But is the new Ford Focus still worthy of the people’s award for driving satisfaction? Well, it’s certainly worth a nomination as the new platform gives a slightly wider track and loses around a whopping 1,300kg in weight – depending on the engine choice – to make the new Focus not only a breeze around town but a bit of an A-road stormer when you want to have a little fun.
The automatic 1.5 EcoBlue is very capable indeed. Steering is very direct with good feedback and the lowered ST-Line X remains fairly flat through corners but doesn’t feel at all skitish over pock-marked roads. I expect it thuds a little more than the non-sporty models but it’s certainly no bone-shaker.
The 8-speed automatic box shifts quickly enough for a conventional auto – there’s no dual-clutch here. Downshifts are quick and I found overtaking at motorway speeds was without drama.
The new Focus is quiet too; easily as quiet as the equivalent VW Golf with only some wind noise from around the wing-mirrors getting through.
Ford haven’t skimped on tech either – generously, all new Focus models come with pre-collision assist and autonomous emergency braking that will help you swerve around as well as stop before hitting anything. There’s also lane-keeping and lane departure warning systems to keep you within the white lines – something you won’t find on rivals at this price.
All models from Zetec and above get a heated front screen, climate control the excellent SYNC 3 DAB radio with touchscreen, Bluetooth connectivity as well as Apple CarPlay and Android Auto.
The new Focus ticks all the boxes then – and that’s before we get ST or RS versions that should send fast-Ford aficionados racing to the Mountune website.
It’s a terrific-looking, well equipped, practical hatchback that will also reward the keen driver with its handling and poise.
Choosing the right model should be a doddle too as the price range is wide and there are a plethora of trim-levels and options to choose from. You just need to Focus on what you want . . .

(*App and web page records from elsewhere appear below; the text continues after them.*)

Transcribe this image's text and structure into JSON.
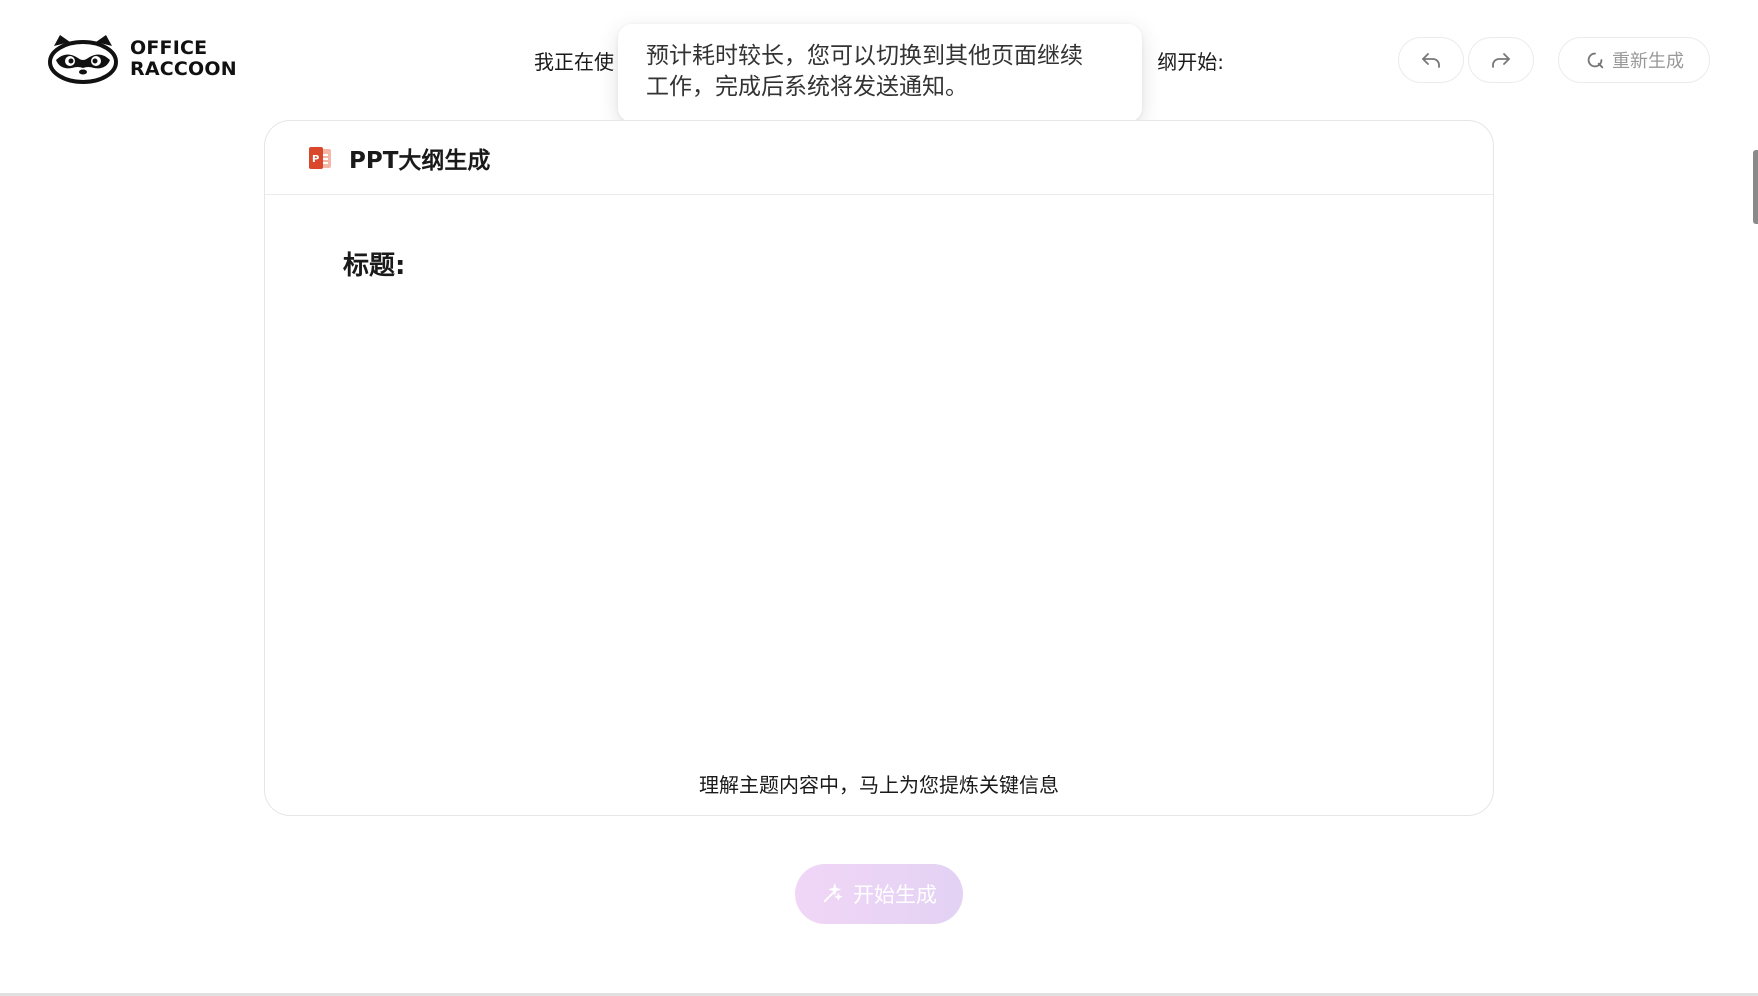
{
  "logo": {
    "line1": "OFFICE",
    "line2": "RACCOON"
  },
  "prompt": {
    "left_text": "我正在使",
    "right_text": "纲开始:"
  },
  "toast": {
    "line1": "预计耗时较长，您可以切换到其他页面继续",
    "line2": "工作，完成后系统将发送通知。"
  },
  "toolbar": {
    "undo_icon": "undo-icon",
    "redo_icon": "redo-icon",
    "regenerate_label": "重新生成"
  },
  "card": {
    "title": "PPT大纲生成",
    "heading": "标题:",
    "status": "理解主题内容中，马上为您提炼关键信息"
  },
  "start_button": {
    "label": "开始生成"
  },
  "colors": {
    "accent_gradient_start": "#f1d6f6",
    "accent_gradient_end": "#e3d2f4",
    "ppt_red": "#d9482b"
  }
}
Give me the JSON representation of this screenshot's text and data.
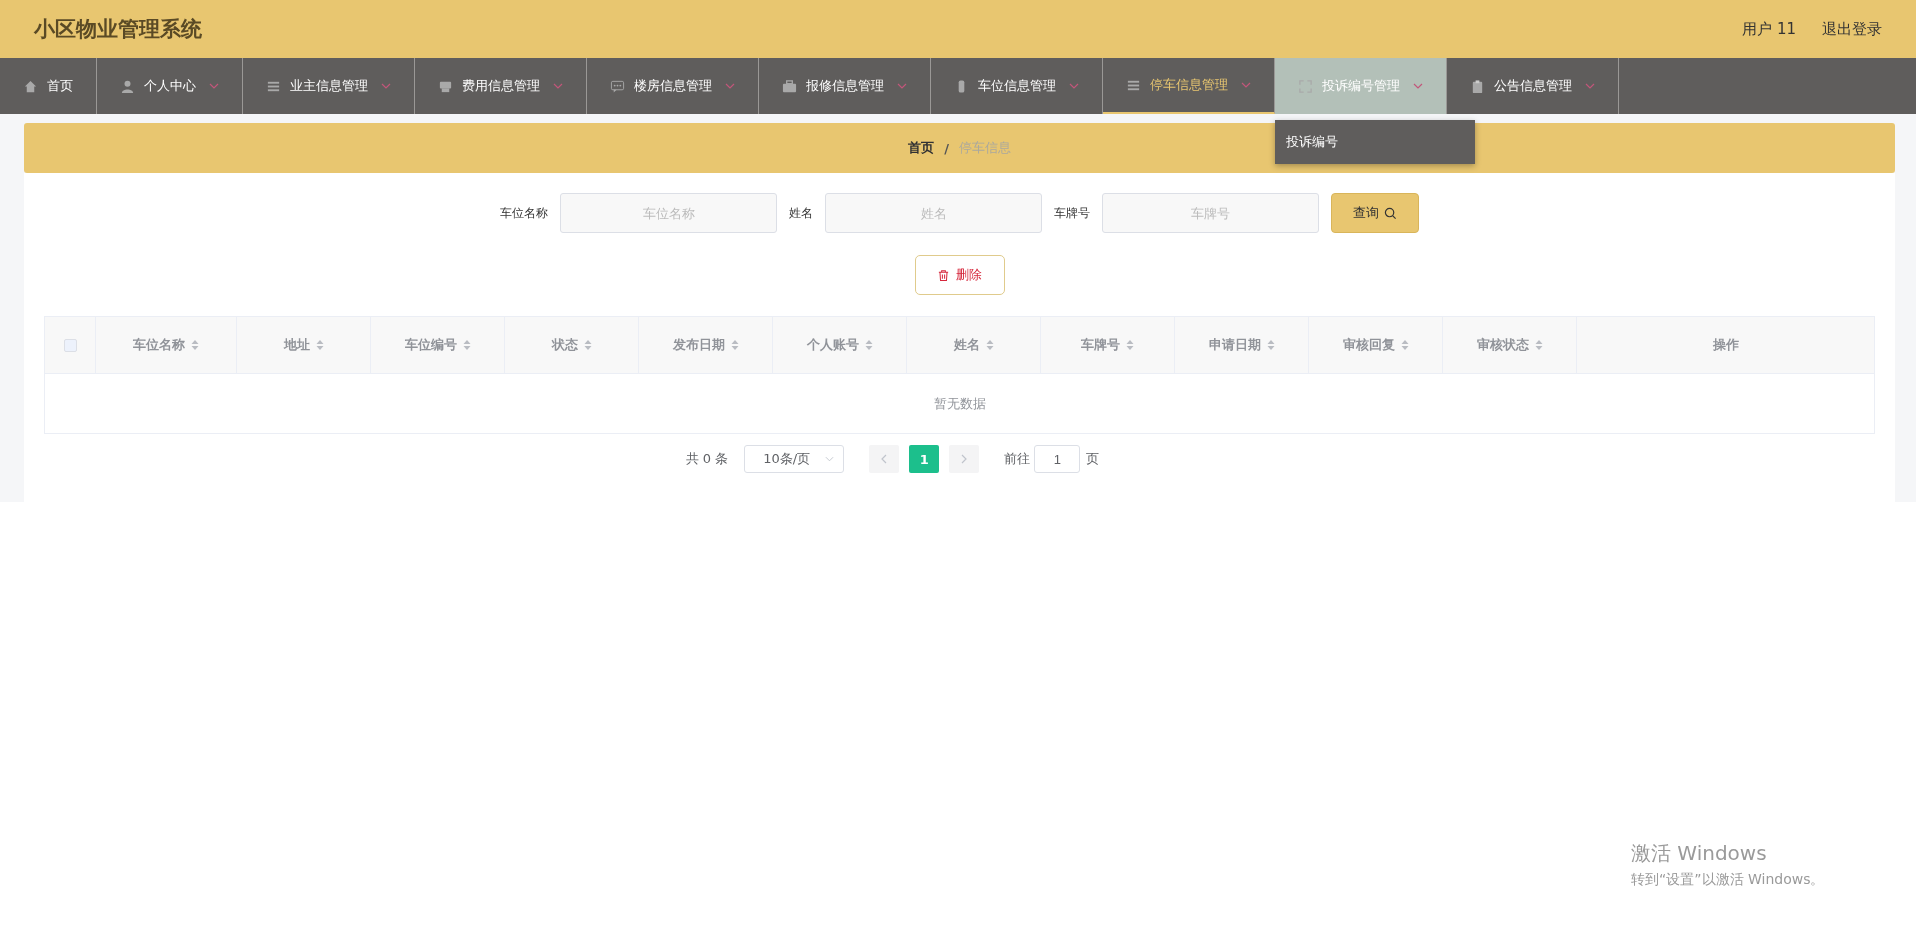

AT A GLANCE: Ford Focus 1.5 EcoBlue ST-Line X Auto OTR Price: £26,410 Engine: 1.5 turbo diesel Power: 120 PS Transmission: 8-speed Automatic 0-62mph: 10.2 secs Top Speed: 120 mph Combined Economy: 64.2 mpg C02: 116 g/km